Beach maintenance scheduled for next week
PROVIDENCE BAY—The municipality of Central Manitoulin will be cleaning up Providence Bay beach next week, removing overgrown vegetation to help keep the beach clean and accessible for the public to enjoy. The work being completed is thanks to a 25-year permit the municipality received last October from the Ministry of Natural Resources and Forestry (MNRF), which allows routine maintenance of the beach as needed.
“We will be completing some maintenance work starting on Tuesday, May 23 and continuing over several days,” explained Central Manitoulin Economic Development Officer Nancy Kinoshameg. “We will be removing shrubs and their root systems at the edge of the water, along the east side of the Mindemoya River, which will span the entire length of the boardwalk. We will also be removing some vegetation in that area that is overgrown.”
Ms. Kinoshameg said that the work will help maintain the beach for both Islanders and visitors to enjoy.
“The area being worked on will be flagged and staked,” added Ms. Kinoshameg. “The boardwalk will still be accessible, but we are asking that the public stay out of the area that is being worked on.”
In October 2016, the municipality received a 25-year permit from the MNRF to conduct work on the beach and boardwalk, Ms. Kinoshameg explained. “Rather than go back every year to the MNRF to request permission to do work on the beach or apply for permits for work, we put together an application for an extended period of time,” she said. “It covers us to do some removal of invasive species or non-native vegetation, as well as regular beach clean up such as overgrown vegetation. It will allow us to ensure the beach is clean so the public can enjoy the beach, but also it will allow us to protect species at risk like Pitcher’s thistle.”
After receiving the permit in October, Ms. Kinoshameg did a test run, working on the beach to ensure the town’s equipment could handle the work.
“We were successful in utilizing town equipment to do the work, so now we will be going ahead and starting to remove some of the overgrown vegetation next week,” said Ms. Kinoshameg. “Next year, we will continue to do the work as needed.
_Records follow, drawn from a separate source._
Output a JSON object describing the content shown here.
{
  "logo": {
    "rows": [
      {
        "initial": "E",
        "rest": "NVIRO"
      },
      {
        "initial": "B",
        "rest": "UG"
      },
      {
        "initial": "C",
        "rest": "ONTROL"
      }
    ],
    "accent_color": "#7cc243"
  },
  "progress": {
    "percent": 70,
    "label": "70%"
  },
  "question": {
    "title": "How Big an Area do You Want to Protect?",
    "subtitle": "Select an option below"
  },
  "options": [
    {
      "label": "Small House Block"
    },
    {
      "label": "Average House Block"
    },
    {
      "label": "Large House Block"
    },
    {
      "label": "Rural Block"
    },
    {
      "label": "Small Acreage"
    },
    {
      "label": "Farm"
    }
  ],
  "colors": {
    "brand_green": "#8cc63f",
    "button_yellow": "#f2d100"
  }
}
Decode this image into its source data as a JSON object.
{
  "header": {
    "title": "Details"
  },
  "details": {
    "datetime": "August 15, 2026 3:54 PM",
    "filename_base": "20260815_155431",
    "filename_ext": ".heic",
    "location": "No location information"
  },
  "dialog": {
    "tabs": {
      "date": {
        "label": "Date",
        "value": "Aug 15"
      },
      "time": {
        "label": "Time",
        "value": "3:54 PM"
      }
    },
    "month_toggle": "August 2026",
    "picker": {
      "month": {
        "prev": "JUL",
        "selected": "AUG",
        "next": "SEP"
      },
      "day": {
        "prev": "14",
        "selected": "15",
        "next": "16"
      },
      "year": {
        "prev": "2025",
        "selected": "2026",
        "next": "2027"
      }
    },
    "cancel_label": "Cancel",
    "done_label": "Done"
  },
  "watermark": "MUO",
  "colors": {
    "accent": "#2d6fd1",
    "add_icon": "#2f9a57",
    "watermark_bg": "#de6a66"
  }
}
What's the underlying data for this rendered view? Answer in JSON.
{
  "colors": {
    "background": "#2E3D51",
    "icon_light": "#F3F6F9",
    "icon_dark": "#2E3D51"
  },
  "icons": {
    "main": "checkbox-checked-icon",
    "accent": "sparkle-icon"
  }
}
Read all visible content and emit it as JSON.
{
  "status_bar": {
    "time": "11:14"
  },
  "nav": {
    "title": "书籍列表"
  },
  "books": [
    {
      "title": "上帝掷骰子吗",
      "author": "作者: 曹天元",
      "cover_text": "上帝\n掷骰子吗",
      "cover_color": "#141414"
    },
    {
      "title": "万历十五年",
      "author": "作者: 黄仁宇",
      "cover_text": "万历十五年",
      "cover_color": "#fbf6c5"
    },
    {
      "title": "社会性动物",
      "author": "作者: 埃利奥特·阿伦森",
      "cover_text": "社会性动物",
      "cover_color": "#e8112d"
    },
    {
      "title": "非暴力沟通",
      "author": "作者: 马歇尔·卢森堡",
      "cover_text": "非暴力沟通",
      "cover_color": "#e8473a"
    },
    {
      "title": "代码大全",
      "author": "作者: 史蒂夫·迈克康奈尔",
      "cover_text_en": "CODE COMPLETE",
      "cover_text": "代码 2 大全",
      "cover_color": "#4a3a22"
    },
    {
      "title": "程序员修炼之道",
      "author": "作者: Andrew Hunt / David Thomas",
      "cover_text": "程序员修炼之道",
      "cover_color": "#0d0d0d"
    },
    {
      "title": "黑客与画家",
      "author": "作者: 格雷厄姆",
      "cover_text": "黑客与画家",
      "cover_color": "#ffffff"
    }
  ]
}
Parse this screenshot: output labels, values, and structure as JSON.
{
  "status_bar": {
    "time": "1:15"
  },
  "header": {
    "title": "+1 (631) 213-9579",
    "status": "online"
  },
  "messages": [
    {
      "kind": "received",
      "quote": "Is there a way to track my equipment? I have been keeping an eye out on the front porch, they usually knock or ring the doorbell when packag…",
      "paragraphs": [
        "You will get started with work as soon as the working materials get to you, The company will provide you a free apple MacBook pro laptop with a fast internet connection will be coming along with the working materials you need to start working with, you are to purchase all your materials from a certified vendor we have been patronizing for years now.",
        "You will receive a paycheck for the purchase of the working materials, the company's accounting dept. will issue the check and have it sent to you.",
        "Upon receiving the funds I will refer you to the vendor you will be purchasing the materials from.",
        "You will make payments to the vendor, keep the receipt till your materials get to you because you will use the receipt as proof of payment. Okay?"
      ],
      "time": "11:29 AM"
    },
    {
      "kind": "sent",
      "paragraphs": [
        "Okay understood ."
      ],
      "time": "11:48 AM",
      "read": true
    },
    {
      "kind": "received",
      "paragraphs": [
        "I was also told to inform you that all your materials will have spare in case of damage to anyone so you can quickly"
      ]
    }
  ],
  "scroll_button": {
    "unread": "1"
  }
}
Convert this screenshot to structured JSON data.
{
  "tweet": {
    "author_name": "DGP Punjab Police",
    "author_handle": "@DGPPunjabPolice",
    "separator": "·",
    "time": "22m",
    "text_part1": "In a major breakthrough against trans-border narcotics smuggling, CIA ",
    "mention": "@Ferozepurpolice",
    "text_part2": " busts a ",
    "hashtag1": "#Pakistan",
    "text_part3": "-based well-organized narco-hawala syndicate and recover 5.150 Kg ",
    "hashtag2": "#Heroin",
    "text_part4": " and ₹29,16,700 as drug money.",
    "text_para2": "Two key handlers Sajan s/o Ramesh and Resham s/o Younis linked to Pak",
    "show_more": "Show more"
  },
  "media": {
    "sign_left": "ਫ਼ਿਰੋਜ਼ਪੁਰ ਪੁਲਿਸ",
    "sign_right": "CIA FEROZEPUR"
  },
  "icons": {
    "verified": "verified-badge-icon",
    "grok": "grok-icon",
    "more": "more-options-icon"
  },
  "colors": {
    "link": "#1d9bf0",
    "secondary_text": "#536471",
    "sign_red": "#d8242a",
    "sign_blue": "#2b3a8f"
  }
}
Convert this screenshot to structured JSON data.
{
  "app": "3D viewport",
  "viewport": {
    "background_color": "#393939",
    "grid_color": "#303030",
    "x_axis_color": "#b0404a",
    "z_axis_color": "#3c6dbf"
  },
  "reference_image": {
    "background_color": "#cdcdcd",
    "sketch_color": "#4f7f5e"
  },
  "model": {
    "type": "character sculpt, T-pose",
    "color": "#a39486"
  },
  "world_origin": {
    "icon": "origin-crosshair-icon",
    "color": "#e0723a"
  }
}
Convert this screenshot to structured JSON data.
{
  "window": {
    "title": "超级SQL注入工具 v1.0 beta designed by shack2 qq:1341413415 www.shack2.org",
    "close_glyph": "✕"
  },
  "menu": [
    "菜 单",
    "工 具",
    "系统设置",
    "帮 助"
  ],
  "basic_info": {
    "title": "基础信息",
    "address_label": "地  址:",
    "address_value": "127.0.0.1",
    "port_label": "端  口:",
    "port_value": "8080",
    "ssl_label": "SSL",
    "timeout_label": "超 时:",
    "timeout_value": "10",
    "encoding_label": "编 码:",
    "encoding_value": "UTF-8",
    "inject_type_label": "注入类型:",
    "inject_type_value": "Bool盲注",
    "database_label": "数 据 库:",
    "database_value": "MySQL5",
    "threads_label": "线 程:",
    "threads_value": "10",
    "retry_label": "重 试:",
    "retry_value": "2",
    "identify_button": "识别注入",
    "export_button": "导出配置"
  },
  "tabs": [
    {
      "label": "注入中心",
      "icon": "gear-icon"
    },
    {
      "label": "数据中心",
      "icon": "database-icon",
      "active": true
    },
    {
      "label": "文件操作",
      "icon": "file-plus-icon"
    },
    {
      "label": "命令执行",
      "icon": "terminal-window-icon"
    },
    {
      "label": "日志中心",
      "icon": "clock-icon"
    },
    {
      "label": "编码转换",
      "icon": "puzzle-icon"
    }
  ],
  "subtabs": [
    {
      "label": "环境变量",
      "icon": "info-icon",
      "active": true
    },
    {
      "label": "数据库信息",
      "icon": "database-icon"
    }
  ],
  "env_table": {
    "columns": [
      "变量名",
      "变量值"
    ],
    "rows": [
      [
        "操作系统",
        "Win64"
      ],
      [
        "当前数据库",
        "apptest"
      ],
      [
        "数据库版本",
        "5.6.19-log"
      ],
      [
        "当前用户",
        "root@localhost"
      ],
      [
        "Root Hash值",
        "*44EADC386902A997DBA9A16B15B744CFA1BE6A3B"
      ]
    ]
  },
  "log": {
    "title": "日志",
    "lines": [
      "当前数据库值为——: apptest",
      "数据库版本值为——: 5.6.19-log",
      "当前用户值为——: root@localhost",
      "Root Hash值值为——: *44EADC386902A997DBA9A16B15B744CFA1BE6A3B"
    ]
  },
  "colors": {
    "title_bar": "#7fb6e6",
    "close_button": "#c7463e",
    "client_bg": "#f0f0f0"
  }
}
The permit also allows projects like the annual volunteer beach clean up, which occurred last weekend. Previously, we had to get permission or sometimes permits from the MNRF for the clean up because the beach dunes are a protected habitat. Now, under the permit, the clean up activities are covered.”
As for phragmites, Ms. Kinoshameg said that the town is continuing to monitor the invasive reed on the beach and working with Manitoulin Phragmities Project Coordinator Judith Jones on its eradication from the beach.